* Material provided *
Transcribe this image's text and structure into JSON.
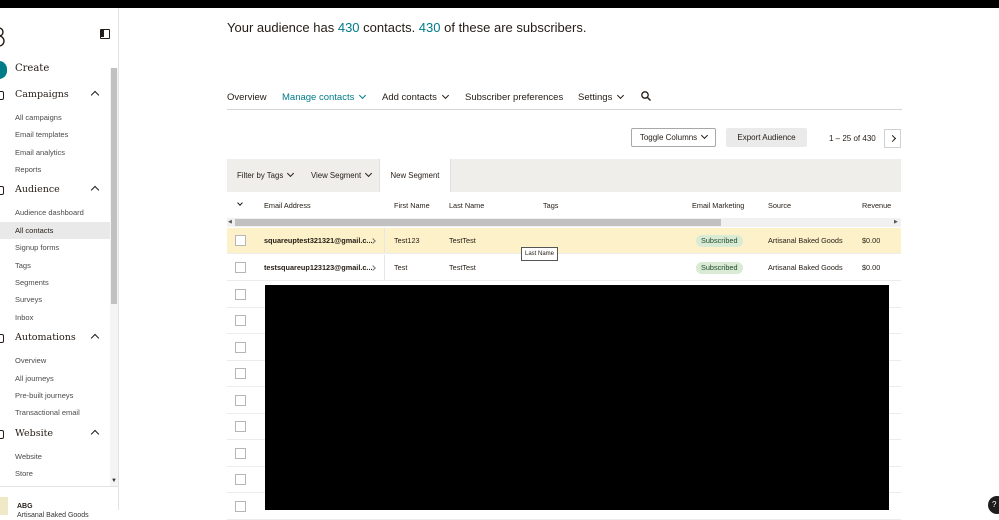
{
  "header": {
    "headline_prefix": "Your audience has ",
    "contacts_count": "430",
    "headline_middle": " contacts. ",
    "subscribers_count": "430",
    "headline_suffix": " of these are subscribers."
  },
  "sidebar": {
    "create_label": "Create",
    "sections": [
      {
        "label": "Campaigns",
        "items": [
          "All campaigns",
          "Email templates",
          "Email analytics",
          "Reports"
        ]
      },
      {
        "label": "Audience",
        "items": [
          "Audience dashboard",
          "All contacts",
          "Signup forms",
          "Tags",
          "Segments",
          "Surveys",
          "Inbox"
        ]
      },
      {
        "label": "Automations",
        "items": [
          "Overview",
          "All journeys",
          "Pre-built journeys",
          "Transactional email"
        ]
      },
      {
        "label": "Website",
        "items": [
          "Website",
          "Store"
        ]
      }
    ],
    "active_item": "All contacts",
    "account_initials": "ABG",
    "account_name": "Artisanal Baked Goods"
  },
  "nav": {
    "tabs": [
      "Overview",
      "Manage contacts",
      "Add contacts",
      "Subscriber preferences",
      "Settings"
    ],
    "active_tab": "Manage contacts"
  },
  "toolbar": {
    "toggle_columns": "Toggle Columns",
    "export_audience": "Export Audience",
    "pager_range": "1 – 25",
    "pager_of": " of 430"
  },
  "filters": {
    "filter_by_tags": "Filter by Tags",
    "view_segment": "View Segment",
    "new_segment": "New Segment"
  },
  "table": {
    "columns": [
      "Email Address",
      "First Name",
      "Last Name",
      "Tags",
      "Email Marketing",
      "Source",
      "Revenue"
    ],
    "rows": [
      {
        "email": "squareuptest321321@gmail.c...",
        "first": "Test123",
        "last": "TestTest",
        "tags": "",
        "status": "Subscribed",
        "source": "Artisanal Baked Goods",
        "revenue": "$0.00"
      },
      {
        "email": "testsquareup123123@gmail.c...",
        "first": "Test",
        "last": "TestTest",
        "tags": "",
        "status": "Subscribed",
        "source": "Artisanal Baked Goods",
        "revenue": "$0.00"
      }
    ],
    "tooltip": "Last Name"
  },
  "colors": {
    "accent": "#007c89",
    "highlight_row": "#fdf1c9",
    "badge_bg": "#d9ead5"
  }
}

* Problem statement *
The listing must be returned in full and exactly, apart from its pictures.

* Answer box *
Transcribe this image's text and structure into JSON.
{
  "header": {
    "headline_prefix": "Your audience has ",
    "contacts_count": "430",
    "headline_middle": " contacts. ",
    "subscribers_count": "430",
    "headline_suffix": " of these are subscribers."
  },
  "sidebar": {
    "create_label": "Create",
    "sections": [
      {
        "label": "Campaigns",
        "items": [
          "All campaigns",
          "Email templates",
          "Email analytics",
          "Reports"
        ]
      },
      {
        "label": "Audience",
        "items": [
          "Audience dashboard",
          "All contacts",
          "Signup forms",
          "Tags",
          "Segments",
          "Surveys",
          "Inbox"
        ]
      },
      {
        "label": "Automations",
        "items": [
          "Overview",
          "All journeys",
          "Pre-built journeys",
          "Transactional email"
        ]
      },
      {
        "label": "Website",
        "items": [
          "Website",
          "Store"
        ]
      }
    ],
    "active_item": "All contacts",
    "account_initials": "ABG",
    "account_name": "Artisanal Baked Goods"
  },
  "nav": {
    "tabs": [
      "Overview",
      "Manage contacts",
      "Add contacts",
      "Subscriber preferences",
      "Settings"
    ],
    "active_tab": "Manage contacts"
  },
  "toolbar": {
    "toggle_columns": "Toggle Columns",
    "export_audience": "Export Audience",
    "pager_range": "1 – 25",
    "pager_of": " of 430"
  },
  "filters": {
    "filter_by_tags": "Filter by Tags",
    "view_segment": "View Segment",
    "new_segment": "New Segment"
  },
  "table": {
    "columns": [
      "Email Address",
      "First Name",
      "Last Name",
      "Tags",
      "Email Marketing",
      "Source",
      "Revenue"
    ],
    "rows": [
      {
        "email": "squareuptest321321@gmail.c...",
        "first": "Test123",
        "last": "TestTest",
        "tags": "",
        "status": "Subscribed",
        "source": "Artisanal Baked Goods",
        "revenue": "$0.00"
      },
      {
        "email": "testsquareup123123@gmail.c...",
        "first": "Test",
        "last": "TestTest",
        "tags": "",
        "status": "Subscribed",
        "source": "Artisanal Baked Goods",
        "revenue": "$0.00"
      }
    ],
    "tooltip": "Last Name"
  },
  "colors": {
    "accent": "#007c89",
    "highlight_row": "#fdf1c9",
    "badge_bg": "#d9ead5"
  }
}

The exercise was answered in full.